The set also included "O rex virtutum," a work based on the antiphon written for Dec. 22, the date of the concert. Blue Heron's signature purity of intonation and clarity of line were both in evidence, though as the number of singers expanded, balances did not always reflect the precision this group can achieve at its best.
A set of charmingly direct medieval carols followed, with Blue Heron director Scott Metcalfe picking up a harp for the occasion, and later the vielle. With a text in Middle English, "Ther is no rose of swych vertu" from the Trinity Roll manuscript was a standout, with Daniela Tosic's vocal lines elegantly cushioned by Mark Sprinkle and Paul Guttry.
Throughout the program, expressive immediacy took due precedence over imagined notions of authenticity, so the Middle English carols were rendered with modern pronunciation, and the anti-Jewish vitriol in works such as Nicolas Grenon's "Nova vobis gaudia refero" was deftly airbrushed out, in this case by Larry Rosenwald.

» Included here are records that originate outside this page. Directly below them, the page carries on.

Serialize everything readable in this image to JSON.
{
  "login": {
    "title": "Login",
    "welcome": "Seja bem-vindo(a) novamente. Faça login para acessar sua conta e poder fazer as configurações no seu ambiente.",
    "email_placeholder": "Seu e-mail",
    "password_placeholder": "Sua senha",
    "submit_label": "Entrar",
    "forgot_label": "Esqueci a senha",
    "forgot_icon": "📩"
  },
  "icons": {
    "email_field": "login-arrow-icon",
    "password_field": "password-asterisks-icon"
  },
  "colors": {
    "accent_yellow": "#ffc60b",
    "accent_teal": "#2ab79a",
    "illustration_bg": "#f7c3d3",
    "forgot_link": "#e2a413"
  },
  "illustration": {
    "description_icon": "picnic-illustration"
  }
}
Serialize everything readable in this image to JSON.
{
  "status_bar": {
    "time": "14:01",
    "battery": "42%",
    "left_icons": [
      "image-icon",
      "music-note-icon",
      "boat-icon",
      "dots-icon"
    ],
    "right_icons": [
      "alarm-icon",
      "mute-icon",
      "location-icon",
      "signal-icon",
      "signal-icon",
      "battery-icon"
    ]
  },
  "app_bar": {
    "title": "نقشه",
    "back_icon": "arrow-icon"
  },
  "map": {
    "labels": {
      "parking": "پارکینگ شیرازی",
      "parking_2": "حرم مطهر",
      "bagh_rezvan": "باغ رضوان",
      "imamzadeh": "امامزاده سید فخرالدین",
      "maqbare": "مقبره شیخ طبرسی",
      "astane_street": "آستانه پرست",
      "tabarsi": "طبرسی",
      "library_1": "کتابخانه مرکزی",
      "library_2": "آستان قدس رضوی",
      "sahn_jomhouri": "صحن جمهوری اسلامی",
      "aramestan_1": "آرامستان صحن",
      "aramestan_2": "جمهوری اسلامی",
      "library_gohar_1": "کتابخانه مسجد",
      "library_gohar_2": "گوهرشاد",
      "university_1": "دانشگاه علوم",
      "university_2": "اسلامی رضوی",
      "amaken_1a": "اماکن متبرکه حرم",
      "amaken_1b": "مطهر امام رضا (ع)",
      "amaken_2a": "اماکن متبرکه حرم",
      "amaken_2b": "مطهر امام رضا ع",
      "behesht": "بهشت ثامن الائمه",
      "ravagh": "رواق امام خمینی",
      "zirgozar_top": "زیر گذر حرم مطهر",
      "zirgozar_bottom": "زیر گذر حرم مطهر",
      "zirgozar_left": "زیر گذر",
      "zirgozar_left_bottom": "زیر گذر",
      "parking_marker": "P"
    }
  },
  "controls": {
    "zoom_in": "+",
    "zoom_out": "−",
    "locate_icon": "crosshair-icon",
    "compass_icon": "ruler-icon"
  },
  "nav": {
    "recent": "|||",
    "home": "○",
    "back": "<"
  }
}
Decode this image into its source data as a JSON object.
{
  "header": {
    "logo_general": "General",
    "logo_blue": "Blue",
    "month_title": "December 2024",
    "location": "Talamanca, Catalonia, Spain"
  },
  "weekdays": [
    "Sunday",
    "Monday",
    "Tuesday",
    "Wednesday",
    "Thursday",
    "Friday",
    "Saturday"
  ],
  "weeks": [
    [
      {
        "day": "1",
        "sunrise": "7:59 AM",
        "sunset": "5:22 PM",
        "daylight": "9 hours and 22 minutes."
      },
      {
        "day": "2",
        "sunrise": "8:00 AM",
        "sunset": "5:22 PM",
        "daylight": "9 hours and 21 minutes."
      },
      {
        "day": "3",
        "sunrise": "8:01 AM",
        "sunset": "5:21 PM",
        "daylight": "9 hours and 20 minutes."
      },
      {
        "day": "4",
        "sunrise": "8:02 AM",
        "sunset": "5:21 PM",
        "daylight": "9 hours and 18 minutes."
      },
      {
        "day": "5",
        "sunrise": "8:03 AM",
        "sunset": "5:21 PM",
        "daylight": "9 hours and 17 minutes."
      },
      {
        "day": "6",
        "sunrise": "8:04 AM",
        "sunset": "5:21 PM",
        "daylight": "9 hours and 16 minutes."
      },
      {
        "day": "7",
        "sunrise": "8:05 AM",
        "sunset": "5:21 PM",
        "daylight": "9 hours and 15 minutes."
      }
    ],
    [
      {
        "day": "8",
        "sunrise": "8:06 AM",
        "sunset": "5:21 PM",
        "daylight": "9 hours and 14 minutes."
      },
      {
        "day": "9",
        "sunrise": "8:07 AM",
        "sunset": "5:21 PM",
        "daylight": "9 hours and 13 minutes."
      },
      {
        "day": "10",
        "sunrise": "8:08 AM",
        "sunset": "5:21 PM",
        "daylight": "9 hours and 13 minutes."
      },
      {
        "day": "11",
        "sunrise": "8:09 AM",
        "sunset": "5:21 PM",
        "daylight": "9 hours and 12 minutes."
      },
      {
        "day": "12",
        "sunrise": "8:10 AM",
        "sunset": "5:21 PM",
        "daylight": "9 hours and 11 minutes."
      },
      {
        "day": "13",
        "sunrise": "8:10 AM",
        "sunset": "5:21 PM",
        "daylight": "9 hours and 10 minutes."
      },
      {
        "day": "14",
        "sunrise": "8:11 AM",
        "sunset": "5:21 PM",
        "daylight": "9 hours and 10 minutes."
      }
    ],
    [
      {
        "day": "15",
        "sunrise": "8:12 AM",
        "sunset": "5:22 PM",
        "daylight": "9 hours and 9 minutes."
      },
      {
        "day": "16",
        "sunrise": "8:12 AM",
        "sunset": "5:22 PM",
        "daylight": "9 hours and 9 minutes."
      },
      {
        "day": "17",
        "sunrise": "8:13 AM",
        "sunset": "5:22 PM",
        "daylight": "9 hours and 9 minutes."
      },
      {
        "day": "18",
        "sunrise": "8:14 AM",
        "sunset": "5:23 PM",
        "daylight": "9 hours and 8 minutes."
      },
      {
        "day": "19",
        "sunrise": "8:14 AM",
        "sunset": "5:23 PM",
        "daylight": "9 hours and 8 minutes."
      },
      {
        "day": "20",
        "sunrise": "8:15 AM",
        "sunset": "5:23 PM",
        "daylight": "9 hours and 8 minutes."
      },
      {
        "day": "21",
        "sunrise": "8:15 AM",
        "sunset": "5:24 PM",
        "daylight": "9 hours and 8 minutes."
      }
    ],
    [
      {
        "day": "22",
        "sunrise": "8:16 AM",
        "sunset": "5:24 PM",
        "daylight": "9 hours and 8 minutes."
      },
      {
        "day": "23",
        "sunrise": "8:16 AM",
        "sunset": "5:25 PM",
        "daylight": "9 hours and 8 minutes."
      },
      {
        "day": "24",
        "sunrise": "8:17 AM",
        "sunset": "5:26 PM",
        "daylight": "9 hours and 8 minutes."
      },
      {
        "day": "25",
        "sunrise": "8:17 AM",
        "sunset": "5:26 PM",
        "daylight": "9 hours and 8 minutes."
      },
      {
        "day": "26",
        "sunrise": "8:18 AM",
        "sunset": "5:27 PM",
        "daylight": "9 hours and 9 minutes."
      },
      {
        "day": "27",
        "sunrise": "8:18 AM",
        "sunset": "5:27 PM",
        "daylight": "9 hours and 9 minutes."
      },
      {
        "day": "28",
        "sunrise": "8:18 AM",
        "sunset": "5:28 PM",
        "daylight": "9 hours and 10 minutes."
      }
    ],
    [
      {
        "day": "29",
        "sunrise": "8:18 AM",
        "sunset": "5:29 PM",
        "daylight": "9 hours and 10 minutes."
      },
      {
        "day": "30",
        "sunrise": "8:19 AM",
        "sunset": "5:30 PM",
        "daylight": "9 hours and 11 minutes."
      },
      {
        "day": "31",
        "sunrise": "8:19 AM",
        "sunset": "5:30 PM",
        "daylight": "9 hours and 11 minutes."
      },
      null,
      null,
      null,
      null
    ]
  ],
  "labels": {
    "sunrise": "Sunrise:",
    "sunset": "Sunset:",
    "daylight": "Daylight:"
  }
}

Much of the eclectic New Year's material departed from the sacred realm in favor of the secular pursuits of courtly love. Levels of polish were less uniform in this set, but it came to a rewarding culmination in Du Fay's "Je requier a tous amoureux," distinguished by the refined tone and eloquent phrasing of mezzo-soprano Pamela Dellal.
A second Christmas-themed set was capped by the remarkable Cypriot motet "Hodi puer nascitur," which suspends a fervent Christian mysticism in a rich web of polyphony. Here again, the choir sang with the accuracy and immediacy required for this music to address a modern listener with an intensity undimmed by the centuries.
Jeremy Eichler can be reached at email@example.com.